[Task directions]: In the entries below, count the lines holding "Hans". Reply with the number only.

[Task inputs]:
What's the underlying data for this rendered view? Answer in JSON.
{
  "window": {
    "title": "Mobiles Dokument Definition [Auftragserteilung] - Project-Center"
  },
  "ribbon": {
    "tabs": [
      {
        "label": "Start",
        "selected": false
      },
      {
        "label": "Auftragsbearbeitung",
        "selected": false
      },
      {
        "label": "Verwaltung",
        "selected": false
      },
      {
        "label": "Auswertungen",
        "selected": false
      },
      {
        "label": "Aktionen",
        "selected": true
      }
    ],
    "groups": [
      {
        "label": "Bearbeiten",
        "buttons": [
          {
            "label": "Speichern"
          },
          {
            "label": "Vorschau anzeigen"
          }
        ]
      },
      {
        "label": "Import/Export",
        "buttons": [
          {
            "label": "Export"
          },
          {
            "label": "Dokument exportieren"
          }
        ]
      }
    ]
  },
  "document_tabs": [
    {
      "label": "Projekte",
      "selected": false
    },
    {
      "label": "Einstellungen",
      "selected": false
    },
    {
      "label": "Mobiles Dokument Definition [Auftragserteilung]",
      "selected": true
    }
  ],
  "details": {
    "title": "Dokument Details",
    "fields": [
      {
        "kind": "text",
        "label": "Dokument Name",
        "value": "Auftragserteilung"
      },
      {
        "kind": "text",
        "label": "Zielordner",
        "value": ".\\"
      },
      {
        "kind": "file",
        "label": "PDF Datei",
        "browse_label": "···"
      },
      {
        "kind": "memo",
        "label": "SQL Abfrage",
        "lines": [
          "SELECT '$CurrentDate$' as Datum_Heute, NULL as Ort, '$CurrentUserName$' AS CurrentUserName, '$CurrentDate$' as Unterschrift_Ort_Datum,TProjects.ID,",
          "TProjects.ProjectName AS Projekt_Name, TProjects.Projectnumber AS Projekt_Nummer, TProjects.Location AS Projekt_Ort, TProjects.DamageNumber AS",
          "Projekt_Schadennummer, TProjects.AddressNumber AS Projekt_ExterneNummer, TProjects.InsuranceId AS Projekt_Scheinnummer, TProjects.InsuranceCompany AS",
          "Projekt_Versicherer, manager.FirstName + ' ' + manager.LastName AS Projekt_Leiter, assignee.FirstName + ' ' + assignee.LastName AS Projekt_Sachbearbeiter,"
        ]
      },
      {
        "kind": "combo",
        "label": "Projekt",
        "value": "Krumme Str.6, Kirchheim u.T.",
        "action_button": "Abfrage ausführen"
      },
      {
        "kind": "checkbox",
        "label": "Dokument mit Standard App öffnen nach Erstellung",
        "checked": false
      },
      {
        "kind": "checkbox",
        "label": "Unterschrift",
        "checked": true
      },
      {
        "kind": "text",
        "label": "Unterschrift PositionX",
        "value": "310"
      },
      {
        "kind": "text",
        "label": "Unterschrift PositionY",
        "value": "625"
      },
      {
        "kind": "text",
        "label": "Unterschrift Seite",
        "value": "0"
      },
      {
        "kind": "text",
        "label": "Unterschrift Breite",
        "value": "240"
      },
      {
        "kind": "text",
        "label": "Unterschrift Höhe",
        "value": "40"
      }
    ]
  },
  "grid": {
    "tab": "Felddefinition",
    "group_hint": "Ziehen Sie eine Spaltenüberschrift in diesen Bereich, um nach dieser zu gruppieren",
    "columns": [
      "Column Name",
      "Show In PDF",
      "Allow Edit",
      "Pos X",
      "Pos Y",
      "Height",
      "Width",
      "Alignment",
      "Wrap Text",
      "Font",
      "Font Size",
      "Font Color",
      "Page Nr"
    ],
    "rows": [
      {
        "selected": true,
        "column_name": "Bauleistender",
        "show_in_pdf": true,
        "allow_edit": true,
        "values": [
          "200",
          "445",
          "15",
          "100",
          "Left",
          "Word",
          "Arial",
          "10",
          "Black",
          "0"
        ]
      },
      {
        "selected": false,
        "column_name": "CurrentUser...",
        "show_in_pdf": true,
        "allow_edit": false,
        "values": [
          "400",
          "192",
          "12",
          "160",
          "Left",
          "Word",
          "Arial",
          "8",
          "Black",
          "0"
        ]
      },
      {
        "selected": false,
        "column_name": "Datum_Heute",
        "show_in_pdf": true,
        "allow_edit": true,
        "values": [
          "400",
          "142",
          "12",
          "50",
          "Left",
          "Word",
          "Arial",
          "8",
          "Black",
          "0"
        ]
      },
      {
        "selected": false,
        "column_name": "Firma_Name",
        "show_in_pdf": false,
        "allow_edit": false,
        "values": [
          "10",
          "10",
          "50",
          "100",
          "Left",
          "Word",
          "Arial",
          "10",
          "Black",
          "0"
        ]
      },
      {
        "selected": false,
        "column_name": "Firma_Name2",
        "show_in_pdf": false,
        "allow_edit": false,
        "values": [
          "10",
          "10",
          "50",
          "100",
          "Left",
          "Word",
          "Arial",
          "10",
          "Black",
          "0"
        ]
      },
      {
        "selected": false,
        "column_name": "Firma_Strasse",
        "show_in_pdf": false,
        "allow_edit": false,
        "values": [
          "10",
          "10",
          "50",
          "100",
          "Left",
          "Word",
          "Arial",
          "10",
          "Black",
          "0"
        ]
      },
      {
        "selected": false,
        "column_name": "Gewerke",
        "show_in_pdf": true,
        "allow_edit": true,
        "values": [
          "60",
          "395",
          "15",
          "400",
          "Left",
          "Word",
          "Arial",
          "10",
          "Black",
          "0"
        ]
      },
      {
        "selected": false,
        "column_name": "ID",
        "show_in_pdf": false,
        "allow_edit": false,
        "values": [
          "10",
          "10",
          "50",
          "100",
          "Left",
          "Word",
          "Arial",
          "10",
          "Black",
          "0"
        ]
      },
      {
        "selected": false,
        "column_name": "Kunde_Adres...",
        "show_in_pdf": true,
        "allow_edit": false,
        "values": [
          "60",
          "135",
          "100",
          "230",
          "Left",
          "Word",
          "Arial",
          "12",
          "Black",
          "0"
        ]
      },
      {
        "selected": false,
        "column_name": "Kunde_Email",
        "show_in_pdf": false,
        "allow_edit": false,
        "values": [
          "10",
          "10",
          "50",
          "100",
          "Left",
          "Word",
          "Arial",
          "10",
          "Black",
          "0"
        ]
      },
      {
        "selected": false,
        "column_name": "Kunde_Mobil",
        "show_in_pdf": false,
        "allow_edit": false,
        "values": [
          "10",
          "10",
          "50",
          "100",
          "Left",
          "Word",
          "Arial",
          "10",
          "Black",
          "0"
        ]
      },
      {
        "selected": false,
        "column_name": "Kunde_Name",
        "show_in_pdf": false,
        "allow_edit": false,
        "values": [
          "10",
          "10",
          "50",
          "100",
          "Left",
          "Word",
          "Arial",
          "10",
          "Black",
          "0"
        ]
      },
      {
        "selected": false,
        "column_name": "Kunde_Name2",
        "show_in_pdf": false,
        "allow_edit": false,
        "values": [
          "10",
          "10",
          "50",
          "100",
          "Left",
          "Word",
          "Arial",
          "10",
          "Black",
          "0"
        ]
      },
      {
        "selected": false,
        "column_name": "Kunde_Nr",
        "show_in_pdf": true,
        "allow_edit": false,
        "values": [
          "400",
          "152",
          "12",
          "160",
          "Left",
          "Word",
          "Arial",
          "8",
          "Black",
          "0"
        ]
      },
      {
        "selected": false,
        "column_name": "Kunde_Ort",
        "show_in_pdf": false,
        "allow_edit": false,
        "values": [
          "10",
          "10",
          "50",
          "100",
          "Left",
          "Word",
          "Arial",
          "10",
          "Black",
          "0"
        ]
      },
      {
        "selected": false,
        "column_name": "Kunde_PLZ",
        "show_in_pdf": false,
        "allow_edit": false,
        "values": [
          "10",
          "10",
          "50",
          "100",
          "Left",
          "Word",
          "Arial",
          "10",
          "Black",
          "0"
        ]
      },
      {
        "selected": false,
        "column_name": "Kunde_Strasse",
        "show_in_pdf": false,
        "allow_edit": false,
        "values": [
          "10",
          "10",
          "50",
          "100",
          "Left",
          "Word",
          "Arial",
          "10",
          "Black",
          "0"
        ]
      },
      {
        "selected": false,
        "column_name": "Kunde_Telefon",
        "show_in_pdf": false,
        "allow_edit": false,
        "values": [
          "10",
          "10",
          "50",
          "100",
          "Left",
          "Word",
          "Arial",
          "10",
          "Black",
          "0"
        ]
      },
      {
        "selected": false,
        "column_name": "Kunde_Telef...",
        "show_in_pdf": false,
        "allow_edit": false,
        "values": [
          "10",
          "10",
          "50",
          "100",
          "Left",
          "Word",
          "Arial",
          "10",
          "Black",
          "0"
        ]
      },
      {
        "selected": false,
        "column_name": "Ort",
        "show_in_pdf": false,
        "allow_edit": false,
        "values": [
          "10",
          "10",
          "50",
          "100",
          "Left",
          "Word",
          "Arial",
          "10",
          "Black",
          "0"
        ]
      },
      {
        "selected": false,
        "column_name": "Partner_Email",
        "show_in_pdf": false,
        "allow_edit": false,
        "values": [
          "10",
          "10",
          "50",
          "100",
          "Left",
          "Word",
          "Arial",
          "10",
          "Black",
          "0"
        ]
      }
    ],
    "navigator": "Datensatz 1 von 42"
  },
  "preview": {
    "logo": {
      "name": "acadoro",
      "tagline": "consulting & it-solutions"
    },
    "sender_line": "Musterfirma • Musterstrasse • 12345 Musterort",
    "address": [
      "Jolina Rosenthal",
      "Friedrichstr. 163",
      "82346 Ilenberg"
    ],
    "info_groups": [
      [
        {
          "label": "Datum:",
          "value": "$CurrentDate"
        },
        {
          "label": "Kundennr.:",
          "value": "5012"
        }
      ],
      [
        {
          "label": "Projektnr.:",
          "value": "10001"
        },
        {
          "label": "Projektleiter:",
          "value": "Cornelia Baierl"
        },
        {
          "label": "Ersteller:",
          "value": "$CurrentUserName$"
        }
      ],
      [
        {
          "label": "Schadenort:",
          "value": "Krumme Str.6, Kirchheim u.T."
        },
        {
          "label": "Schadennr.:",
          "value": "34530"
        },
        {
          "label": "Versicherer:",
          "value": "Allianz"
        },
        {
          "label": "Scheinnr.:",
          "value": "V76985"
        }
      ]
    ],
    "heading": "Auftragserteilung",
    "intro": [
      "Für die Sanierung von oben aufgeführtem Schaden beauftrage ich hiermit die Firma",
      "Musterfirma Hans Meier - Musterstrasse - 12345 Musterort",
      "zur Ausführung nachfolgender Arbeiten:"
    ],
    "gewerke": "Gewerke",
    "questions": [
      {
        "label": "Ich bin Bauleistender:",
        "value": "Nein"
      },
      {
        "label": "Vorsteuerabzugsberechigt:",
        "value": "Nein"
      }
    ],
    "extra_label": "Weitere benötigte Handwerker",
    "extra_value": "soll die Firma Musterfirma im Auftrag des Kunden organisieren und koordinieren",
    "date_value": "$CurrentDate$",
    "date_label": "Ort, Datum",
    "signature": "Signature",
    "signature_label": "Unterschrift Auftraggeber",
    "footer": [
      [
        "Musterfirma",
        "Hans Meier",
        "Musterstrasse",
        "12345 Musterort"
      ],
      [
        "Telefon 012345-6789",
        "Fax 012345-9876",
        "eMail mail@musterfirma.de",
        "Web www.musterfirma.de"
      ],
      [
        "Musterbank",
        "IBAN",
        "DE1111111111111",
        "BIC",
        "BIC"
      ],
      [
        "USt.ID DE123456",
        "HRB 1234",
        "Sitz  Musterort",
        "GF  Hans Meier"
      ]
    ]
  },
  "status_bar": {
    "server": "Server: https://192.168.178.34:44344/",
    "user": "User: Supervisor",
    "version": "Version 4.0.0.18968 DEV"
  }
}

[Result below]: 3